Saved data entries:
********************
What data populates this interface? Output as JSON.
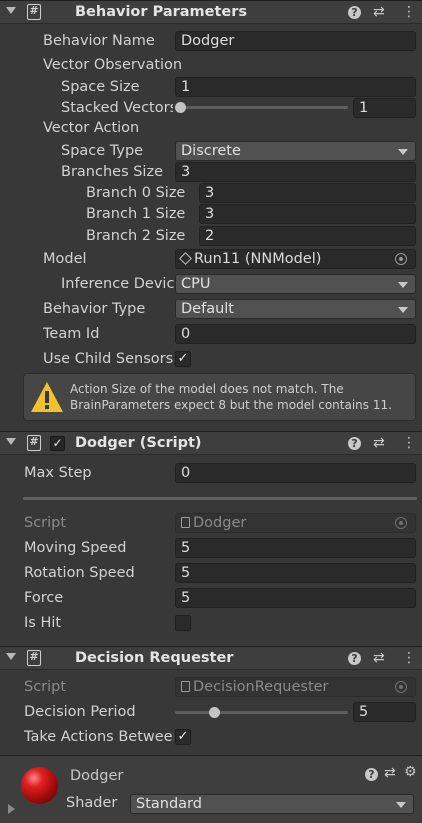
{
  "behavior_parameters": {
    "title": "Behavior Parameters",
    "behavior_name_label": "Behavior Name",
    "behavior_name_value": "Dodger",
    "vector_observation_label": "Vector Observation",
    "space_size_label": "Space Size",
    "space_size_value": "1",
    "stacked_vectors_label": "Stacked Vectors",
    "stacked_vectors_value": "1",
    "vector_action_label": "Vector Action",
    "space_type_label": "Space Type",
    "space_type_value": "Discrete",
    "branches_size_label": "Branches Size",
    "branches_size_value": "3",
    "branches": [
      {
        "label": "Branch 0 Size",
        "value": "3"
      },
      {
        "label": "Branch 1 Size",
        "value": "3"
      },
      {
        "label": "Branch 2 Size",
        "value": "2"
      }
    ],
    "model_label": "Model",
    "model_value": "Run11 (NNModel)",
    "inference_device_label": "Inference Device",
    "inference_device_value": "CPU",
    "behavior_type_label": "Behavior Type",
    "behavior_type_value": "Default",
    "team_id_label": "Team Id",
    "team_id_value": "0",
    "use_child_sensors_label": "Use Child Sensors",
    "use_child_sensors_checked": true,
    "warning_line1": "Action Size of the model does not match. The",
    "warning_line2": "BrainParameters expect 8 but the model contains 11."
  },
  "dodger_script": {
    "title": "Dodger (Script)",
    "enabled": true,
    "max_step_label": "Max Step",
    "max_step_value": "0",
    "script_label": "Script",
    "script_value": "Dodger",
    "moving_speed_label": "Moving Speed",
    "moving_speed_value": "5",
    "rotation_speed_label": "Rotation Speed",
    "rotation_speed_value": "5",
    "force_label": "Force",
    "force_value": "5",
    "is_hit_label": "Is Hit",
    "is_hit_checked": false
  },
  "decision_requester": {
    "title": "Decision Requester",
    "script_label": "Script",
    "script_value": "DecisionRequester",
    "decision_period_label": "Decision Period",
    "decision_period_value": "5",
    "take_actions_label": "Take Actions Between Decisions",
    "take_actions_checked": true
  },
  "material": {
    "name": "Dodger",
    "shader_label": "Shader",
    "shader_value": "Standard"
  },
  "icons": {
    "foldout": "chevron-down-icon",
    "help": "help-icon",
    "presets": "sliders-icon",
    "menu": "kebab-menu-icon",
    "warning": "warning-triangle-icon",
    "gear": "gear-icon"
  },
  "colors": {
    "panel_bg": "#383838",
    "header_bg": "#3e3e3e",
    "field_bg": "#2a2a2a",
    "warning_yellow": "#f2c12e",
    "material_red": "#c41414"
  }
}
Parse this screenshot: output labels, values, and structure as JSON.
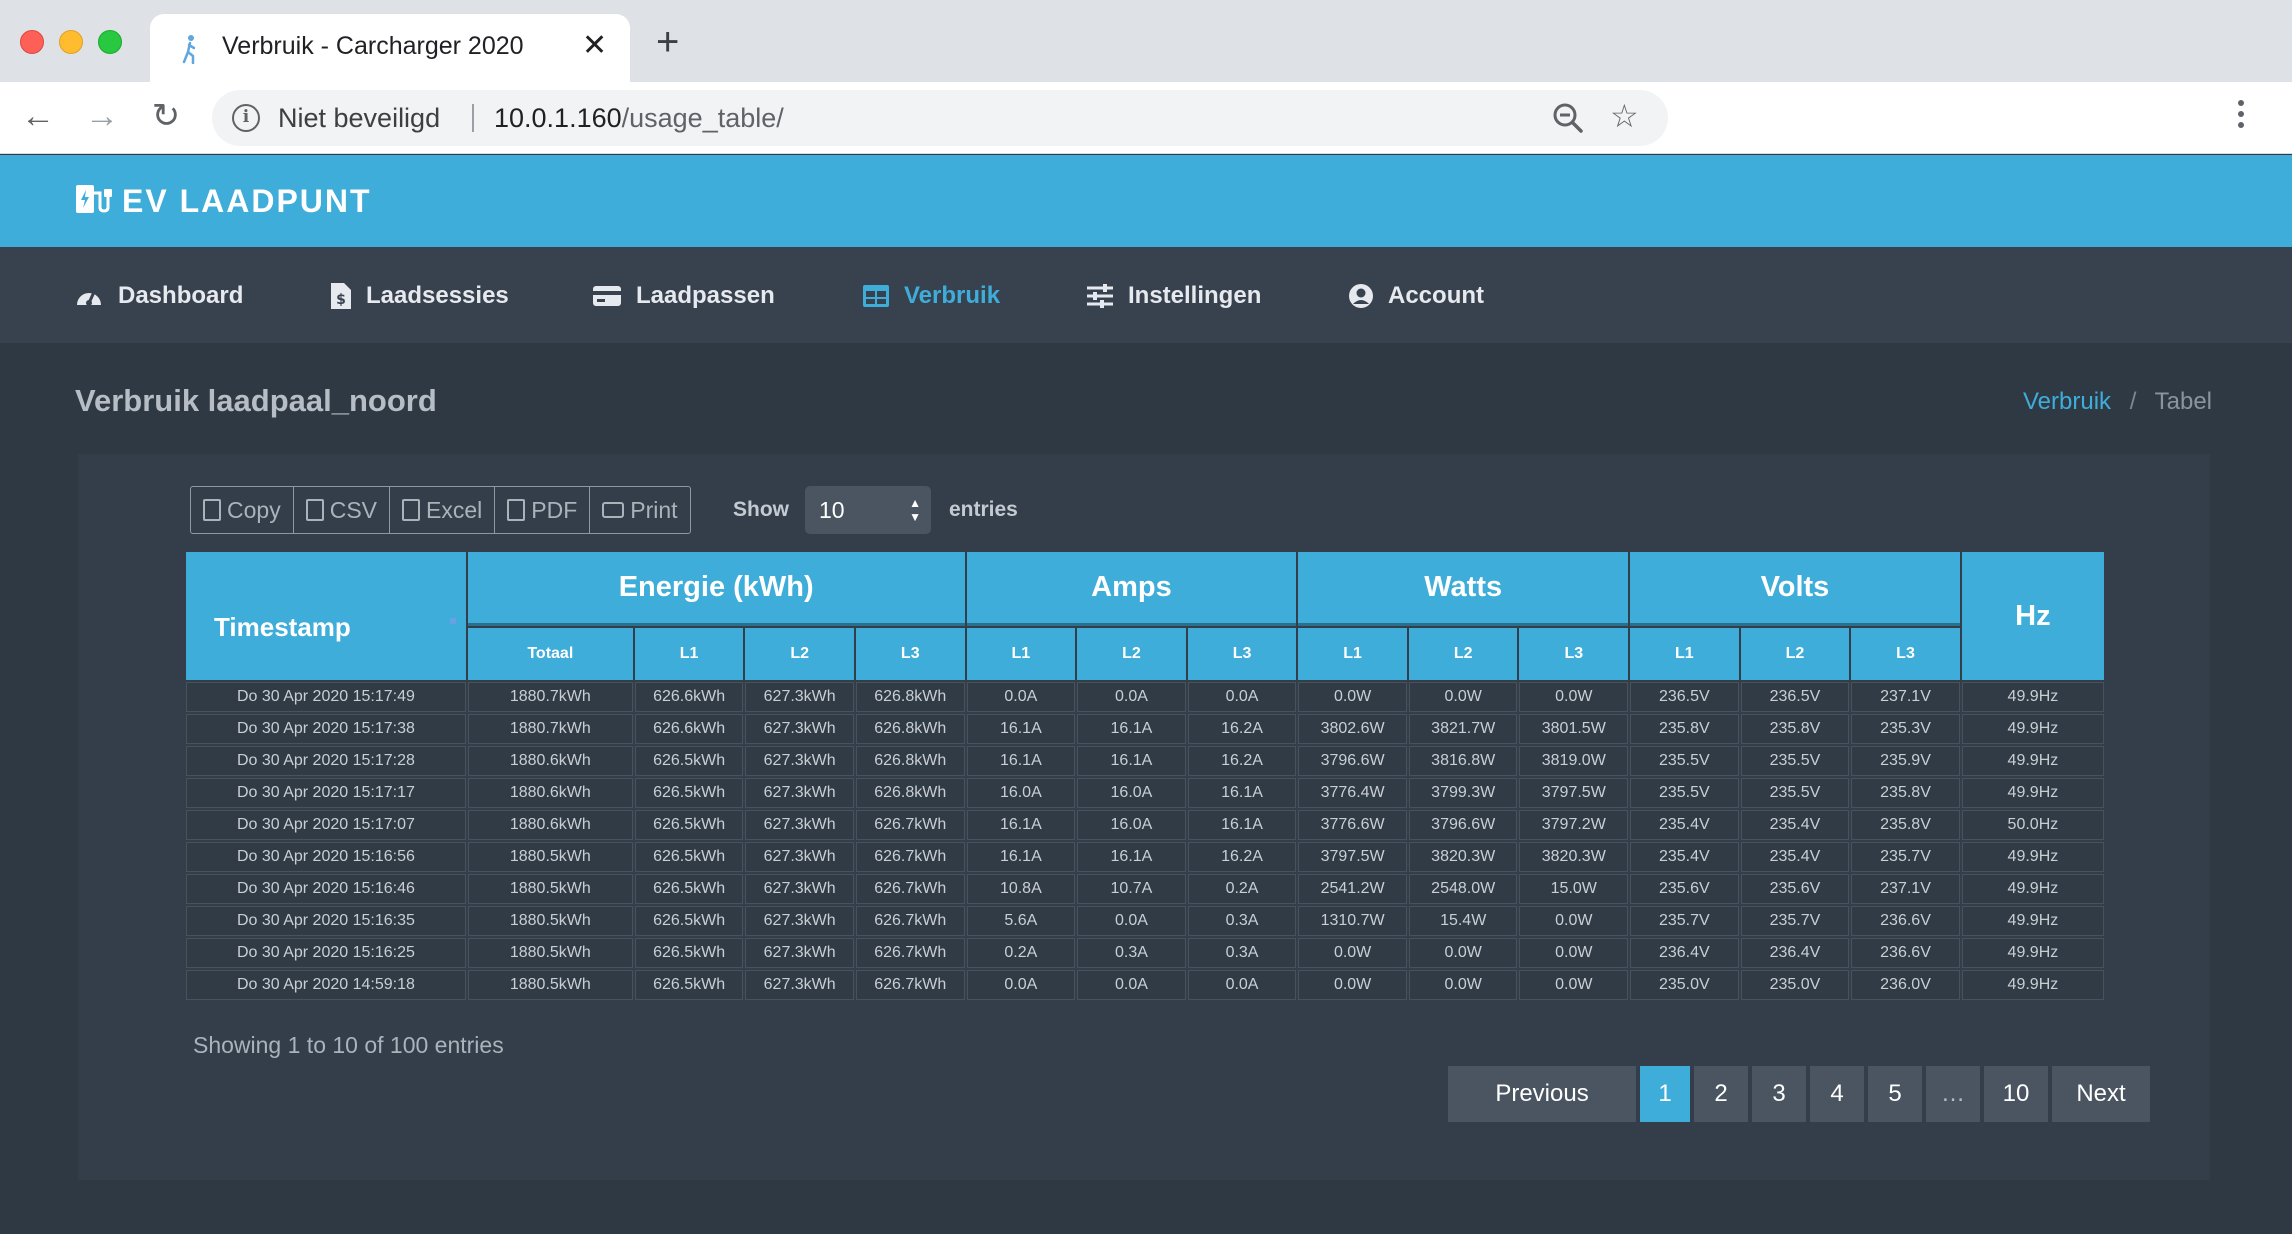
{
  "browser": {
    "tab_title": "Verbruik - Carcharger 2020",
    "security_label": "Niet beveiligd",
    "url_host": "10.0.1.160",
    "url_path": "/usage_table/"
  },
  "app": {
    "brand": "EV LAADPUNT",
    "nav": [
      "Dashboard",
      "Laadsessies",
      "Laadpassen",
      "Verbruik",
      "Instellingen",
      "Account"
    ],
    "active_nav": "Verbruik"
  },
  "page": {
    "title": "Verbruik laadpaal_noord",
    "breadcrumb": {
      "parent": "Verbruik",
      "separator": "/",
      "current": "Tabel"
    }
  },
  "toolbar": {
    "buttons": [
      "Copy",
      "CSV",
      "Excel",
      "PDF",
      "Print"
    ],
    "length_prefix": "Show",
    "length_value": "10",
    "length_suffix": "entries"
  },
  "table": {
    "groups": {
      "timestamp": "Timestamp",
      "energy": "Energie (kWh)",
      "amps": "Amps",
      "watts": "Watts",
      "volts": "Volts",
      "hz": "Hz"
    },
    "subheaders": {
      "energy": [
        "Totaal",
        "L1",
        "L2",
        "L3"
      ],
      "amps": [
        "L1",
        "L2",
        "L3"
      ],
      "watts": [
        "L1",
        "L2",
        "L3"
      ],
      "volts": [
        "L1",
        "L2",
        "L3"
      ]
    },
    "rows": [
      [
        "Do 30 Apr 2020 15:17:49",
        "1880.7kWh",
        "626.6kWh",
        "627.3kWh",
        "626.8kWh",
        "0.0A",
        "0.0A",
        "0.0A",
        "0.0W",
        "0.0W",
        "0.0W",
        "236.5V",
        "236.5V",
        "237.1V",
        "49.9Hz"
      ],
      [
        "Do 30 Apr 2020 15:17:38",
        "1880.7kWh",
        "626.6kWh",
        "627.3kWh",
        "626.8kWh",
        "16.1A",
        "16.1A",
        "16.2A",
        "3802.6W",
        "3821.7W",
        "3801.5W",
        "235.8V",
        "235.8V",
        "235.3V",
        "49.9Hz"
      ],
      [
        "Do 30 Apr 2020 15:17:28",
        "1880.6kWh",
        "626.5kWh",
        "627.3kWh",
        "626.8kWh",
        "16.1A",
        "16.1A",
        "16.2A",
        "3796.6W",
        "3816.8W",
        "3819.0W",
        "235.5V",
        "235.5V",
        "235.9V",
        "49.9Hz"
      ],
      [
        "Do 30 Apr 2020 15:17:17",
        "1880.6kWh",
        "626.5kWh",
        "627.3kWh",
        "626.8kWh",
        "16.0A",
        "16.0A",
        "16.1A",
        "3776.4W",
        "3799.3W",
        "3797.5W",
        "235.5V",
        "235.5V",
        "235.8V",
        "49.9Hz"
      ],
      [
        "Do 30 Apr 2020 15:17:07",
        "1880.6kWh",
        "626.5kWh",
        "627.3kWh",
        "626.7kWh",
        "16.1A",
        "16.0A",
        "16.1A",
        "3776.6W",
        "3796.6W",
        "3797.2W",
        "235.4V",
        "235.4V",
        "235.8V",
        "50.0Hz"
      ],
      [
        "Do 30 Apr 2020 15:16:56",
        "1880.5kWh",
        "626.5kWh",
        "627.3kWh",
        "626.7kWh",
        "16.1A",
        "16.1A",
        "16.2A",
        "3797.5W",
        "3820.3W",
        "3820.3W",
        "235.4V",
        "235.4V",
        "235.7V",
        "49.9Hz"
      ],
      [
        "Do 30 Apr 2020 15:16:46",
        "1880.5kWh",
        "626.5kWh",
        "627.3kWh",
        "626.7kWh",
        "10.8A",
        "10.7A",
        "0.2A",
        "2541.2W",
        "2548.0W",
        "15.0W",
        "235.6V",
        "235.6V",
        "237.1V",
        "49.9Hz"
      ],
      [
        "Do 30 Apr 2020 15:16:35",
        "1880.5kWh",
        "626.5kWh",
        "627.3kWh",
        "626.7kWh",
        "5.6A",
        "0.0A",
        "0.3A",
        "1310.7W",
        "15.4W",
        "0.0W",
        "235.7V",
        "235.7V",
        "236.6V",
        "49.9Hz"
      ],
      [
        "Do 30 Apr 2020 15:16:25",
        "1880.5kWh",
        "626.5kWh",
        "627.3kWh",
        "626.7kWh",
        "0.2A",
        "0.3A",
        "0.3A",
        "0.0W",
        "0.0W",
        "0.0W",
        "236.4V",
        "236.4V",
        "236.6V",
        "49.9Hz"
      ],
      [
        "Do 30 Apr 2020 14:59:18",
        "1880.5kWh",
        "626.5kWh",
        "627.3kWh",
        "626.7kWh",
        "0.0A",
        "0.0A",
        "0.0A",
        "0.0W",
        "0.0W",
        "0.0W",
        "235.0V",
        "235.0V",
        "236.0V",
        "49.9Hz"
      ]
    ]
  },
  "footer": {
    "info": "Showing 1 to 10 of 100 entries",
    "pagination": [
      "Previous",
      "1",
      "2",
      "3",
      "4",
      "5",
      "…",
      "10",
      "Next"
    ],
    "active_page": "1"
  },
  "colors": {
    "accent": "#3eadd9",
    "nav_bg": "#38424f",
    "page_bg": "#2f3944",
    "card_bg": "#343e4a"
  }
}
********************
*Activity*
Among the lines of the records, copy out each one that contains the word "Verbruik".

*Output for this task*
    "tab_title": "Verbruik - Carcharger 2020",
      "Verbruik",
    "active_nav": "Verbruik"
    "title": "Verbruik laadpaal_noord",
      "parent": "Verbruik",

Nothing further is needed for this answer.